#### Exercise description
Which of the lines below holds the string "true"? Copy every line that does.

#### Data records
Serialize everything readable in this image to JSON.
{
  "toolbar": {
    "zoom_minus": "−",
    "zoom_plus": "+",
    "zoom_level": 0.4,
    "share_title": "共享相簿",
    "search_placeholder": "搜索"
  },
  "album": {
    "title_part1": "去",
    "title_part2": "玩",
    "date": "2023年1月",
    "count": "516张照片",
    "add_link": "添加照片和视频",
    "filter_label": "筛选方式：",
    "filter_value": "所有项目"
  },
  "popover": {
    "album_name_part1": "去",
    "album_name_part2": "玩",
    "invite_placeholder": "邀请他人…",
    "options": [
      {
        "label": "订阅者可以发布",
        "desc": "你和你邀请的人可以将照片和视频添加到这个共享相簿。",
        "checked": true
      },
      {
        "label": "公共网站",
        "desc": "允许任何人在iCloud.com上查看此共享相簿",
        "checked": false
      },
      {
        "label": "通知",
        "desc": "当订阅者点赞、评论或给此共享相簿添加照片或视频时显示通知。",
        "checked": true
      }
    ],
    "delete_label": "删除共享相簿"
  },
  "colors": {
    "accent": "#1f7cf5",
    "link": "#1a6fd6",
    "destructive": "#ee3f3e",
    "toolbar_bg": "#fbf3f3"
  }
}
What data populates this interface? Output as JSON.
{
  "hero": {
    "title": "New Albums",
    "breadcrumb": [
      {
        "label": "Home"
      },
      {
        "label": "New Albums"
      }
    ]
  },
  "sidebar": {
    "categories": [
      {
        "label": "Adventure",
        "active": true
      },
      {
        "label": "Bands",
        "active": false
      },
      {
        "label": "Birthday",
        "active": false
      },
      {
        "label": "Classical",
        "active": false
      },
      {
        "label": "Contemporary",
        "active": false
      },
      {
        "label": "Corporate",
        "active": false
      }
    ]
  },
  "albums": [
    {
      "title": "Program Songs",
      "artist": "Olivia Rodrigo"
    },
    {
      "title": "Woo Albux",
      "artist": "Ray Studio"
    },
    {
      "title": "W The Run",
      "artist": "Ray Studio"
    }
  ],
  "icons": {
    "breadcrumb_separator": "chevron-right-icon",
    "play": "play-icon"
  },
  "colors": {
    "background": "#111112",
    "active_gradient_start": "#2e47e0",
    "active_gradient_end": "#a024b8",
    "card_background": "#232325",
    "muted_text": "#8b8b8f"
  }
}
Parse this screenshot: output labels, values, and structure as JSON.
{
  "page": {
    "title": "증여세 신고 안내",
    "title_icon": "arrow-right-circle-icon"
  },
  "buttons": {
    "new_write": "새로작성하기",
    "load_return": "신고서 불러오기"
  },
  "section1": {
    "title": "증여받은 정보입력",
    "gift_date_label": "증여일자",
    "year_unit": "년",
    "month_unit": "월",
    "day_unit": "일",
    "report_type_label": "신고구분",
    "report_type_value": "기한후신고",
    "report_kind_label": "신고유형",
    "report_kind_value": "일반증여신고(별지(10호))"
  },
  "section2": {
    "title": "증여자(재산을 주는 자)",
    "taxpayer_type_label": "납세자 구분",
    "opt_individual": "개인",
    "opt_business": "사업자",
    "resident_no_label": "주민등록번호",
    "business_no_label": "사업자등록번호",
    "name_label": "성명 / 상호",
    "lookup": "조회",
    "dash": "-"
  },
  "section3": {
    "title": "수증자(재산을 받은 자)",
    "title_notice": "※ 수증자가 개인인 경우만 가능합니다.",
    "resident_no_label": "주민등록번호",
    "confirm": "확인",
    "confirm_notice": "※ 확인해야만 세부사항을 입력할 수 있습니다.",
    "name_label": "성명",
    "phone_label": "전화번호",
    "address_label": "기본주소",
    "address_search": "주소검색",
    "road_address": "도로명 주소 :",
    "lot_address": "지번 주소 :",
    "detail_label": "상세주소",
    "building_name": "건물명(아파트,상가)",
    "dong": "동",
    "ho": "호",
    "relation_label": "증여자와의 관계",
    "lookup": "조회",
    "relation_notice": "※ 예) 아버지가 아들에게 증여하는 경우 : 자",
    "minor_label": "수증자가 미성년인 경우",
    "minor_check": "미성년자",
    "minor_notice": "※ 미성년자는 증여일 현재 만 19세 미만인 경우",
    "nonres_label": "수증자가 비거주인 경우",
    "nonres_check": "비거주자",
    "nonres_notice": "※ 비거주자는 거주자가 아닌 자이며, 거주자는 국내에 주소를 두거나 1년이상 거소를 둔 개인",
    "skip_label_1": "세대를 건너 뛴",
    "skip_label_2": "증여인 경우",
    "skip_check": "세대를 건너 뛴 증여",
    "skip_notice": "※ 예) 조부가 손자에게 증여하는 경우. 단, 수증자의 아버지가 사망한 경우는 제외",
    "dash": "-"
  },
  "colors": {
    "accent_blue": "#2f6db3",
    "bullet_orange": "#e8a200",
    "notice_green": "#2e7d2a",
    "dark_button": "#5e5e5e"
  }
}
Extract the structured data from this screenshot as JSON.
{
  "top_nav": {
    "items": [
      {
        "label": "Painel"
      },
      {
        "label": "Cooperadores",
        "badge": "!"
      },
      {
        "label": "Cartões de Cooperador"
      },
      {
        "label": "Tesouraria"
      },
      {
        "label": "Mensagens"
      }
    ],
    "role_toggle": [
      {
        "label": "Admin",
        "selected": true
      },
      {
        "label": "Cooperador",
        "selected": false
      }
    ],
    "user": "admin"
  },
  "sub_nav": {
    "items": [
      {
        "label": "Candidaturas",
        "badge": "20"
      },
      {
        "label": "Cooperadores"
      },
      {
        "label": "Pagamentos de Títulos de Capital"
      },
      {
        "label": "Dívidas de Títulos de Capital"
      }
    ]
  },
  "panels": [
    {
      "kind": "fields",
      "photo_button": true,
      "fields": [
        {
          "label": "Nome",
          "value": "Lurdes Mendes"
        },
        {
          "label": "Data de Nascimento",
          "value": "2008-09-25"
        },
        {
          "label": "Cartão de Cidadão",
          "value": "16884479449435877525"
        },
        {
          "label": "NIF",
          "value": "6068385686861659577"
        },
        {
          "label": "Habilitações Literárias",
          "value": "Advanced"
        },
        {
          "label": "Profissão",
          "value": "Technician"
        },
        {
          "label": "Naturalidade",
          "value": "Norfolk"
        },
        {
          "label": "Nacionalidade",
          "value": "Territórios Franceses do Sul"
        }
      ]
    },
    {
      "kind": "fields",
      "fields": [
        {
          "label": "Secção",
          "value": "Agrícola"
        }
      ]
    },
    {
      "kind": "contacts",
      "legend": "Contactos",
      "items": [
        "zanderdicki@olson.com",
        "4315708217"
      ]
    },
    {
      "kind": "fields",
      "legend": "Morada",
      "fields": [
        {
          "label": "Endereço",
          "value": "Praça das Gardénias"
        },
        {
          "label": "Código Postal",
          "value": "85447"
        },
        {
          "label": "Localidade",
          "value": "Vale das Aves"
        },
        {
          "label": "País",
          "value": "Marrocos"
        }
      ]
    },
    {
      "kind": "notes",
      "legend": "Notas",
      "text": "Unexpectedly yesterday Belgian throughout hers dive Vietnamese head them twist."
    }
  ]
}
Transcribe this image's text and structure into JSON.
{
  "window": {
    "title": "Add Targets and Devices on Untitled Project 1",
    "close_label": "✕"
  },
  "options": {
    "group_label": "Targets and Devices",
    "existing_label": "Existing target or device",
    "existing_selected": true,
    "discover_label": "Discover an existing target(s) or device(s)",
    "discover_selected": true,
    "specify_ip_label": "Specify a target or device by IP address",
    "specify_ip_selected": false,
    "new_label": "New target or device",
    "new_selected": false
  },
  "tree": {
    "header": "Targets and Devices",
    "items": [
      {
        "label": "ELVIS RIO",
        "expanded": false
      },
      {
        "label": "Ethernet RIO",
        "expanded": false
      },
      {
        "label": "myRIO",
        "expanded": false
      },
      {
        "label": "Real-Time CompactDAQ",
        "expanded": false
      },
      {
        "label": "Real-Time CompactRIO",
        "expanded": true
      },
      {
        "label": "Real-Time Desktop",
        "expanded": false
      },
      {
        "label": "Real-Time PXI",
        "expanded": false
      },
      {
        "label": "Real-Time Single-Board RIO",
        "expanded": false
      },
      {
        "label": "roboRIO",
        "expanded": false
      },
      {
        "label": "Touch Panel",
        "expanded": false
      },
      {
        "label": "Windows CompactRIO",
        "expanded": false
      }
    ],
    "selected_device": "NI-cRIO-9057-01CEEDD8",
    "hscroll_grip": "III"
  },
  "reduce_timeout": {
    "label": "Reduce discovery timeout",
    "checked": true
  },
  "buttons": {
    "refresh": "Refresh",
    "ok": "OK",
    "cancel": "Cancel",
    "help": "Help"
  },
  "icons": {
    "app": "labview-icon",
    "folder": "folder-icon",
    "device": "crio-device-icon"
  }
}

#### Exercise response
        "checked": true
        "checked": true
        "active": true
        "selected": true
      "photo_button": true,
    "existing_selected": true,
    "discover_selected": true,
        "expanded": true
    "checked": true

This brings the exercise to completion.